Esther Lee is a sophomore, studying Philosophy, Politics, and Economics in the College of Arts and Sciences and Finance & Operations in The Wharton School at the University of Pennsylvania.

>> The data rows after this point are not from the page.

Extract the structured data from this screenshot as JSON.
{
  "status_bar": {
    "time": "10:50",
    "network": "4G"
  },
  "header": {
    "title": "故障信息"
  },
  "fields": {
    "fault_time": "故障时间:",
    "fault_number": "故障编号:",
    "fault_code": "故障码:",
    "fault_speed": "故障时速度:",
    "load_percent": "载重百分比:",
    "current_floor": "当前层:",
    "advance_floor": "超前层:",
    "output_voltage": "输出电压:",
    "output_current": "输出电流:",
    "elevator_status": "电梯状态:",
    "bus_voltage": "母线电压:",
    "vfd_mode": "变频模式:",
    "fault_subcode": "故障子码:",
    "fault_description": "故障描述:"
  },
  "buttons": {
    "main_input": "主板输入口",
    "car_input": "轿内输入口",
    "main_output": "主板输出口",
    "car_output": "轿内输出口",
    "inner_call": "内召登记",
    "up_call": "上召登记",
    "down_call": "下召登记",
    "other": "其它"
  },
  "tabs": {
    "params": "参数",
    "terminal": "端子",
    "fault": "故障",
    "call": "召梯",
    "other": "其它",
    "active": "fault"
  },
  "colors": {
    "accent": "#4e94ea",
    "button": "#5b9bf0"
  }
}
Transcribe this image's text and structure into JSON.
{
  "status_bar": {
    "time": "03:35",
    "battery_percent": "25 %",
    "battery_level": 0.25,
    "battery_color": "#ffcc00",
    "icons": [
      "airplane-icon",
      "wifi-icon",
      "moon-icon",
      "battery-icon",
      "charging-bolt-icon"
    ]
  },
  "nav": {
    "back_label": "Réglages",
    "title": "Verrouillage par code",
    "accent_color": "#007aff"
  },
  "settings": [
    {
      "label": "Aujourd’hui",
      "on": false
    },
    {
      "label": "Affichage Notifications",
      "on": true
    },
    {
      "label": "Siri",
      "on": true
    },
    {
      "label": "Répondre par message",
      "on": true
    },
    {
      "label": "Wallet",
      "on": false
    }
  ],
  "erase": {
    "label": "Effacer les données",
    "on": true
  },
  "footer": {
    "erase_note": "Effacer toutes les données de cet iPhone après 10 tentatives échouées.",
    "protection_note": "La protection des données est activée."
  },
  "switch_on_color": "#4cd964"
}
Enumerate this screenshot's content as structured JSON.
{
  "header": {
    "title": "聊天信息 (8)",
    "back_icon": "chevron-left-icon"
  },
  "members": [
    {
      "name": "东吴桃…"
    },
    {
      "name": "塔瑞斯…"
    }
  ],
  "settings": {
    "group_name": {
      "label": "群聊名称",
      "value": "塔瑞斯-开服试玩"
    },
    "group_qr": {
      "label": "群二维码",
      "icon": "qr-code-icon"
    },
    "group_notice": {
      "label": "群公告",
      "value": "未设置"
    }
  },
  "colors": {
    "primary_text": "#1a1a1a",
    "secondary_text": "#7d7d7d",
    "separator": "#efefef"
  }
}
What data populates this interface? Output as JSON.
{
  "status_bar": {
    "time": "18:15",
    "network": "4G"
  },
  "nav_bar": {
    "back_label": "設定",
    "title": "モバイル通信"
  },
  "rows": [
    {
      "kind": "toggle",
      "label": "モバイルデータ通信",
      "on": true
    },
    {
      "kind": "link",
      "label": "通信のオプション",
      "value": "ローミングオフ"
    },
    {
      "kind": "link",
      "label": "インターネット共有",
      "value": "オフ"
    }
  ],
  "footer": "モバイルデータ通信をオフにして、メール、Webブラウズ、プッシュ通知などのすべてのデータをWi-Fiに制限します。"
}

With the recent confirmation hearings of Judge Amy Coney Barrett to the Supreme Court of the United States, there is undoubtedly a question of whether her presence on the bench could mark an enormous shift for future holdings. If confirmed, Barrett will give the court’s conservative wing a solid 6-3 majority. Currently, Chief Justice John Roberts is the court’s median . Barrett is a self-proclaimed originalist, meaning she believes that constitutional text should be interpreted as “what it did at the time it was ratified and that this original public meaning is authoritative” . One estimate of her ideological leanings is that Barrett will be the third-most conservative justice on the court, to the right of Trump’s previous nominees, Justices Neil Gorsuch and Brett Kavanaugh, and just to the left of Justices Samuel Alito and Clarence Thomas. Using Alito’s career as a guide, it is expected that Barrett will reach conservative decisions in 84% of non-unanimous decisions and 71% of all cases . Though these predictions are not always correct — as several of the court’s most liberal justices were appointed by Republican presidents — the conservative legal movement has been able to bring to prominence potential justices, like Barrett, who are consistent ideological conservatives .